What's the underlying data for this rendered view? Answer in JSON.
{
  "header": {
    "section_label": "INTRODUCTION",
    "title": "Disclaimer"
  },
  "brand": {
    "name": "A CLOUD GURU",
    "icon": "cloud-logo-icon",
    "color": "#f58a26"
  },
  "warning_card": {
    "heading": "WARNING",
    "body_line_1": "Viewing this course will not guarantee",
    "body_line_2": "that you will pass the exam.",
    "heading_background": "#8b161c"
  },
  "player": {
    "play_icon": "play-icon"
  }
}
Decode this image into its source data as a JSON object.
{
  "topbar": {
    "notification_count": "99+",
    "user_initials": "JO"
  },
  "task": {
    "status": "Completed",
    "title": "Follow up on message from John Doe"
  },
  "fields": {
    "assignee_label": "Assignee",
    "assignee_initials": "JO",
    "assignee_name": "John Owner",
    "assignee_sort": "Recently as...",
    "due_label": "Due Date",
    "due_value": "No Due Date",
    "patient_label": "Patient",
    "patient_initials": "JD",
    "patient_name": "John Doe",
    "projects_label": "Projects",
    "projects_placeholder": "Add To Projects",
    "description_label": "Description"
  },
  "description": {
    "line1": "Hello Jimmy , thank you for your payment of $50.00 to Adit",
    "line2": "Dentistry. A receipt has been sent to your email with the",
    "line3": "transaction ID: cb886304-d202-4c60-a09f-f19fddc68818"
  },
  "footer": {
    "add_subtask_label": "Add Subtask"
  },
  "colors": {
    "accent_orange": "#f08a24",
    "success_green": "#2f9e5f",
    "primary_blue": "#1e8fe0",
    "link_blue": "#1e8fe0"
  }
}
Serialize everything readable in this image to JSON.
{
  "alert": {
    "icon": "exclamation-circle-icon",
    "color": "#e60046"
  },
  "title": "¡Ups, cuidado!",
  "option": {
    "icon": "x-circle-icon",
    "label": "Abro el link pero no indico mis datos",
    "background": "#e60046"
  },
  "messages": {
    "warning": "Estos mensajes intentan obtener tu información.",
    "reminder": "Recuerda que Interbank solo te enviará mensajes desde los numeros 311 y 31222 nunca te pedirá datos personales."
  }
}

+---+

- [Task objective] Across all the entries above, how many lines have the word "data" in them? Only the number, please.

- [Response below] 2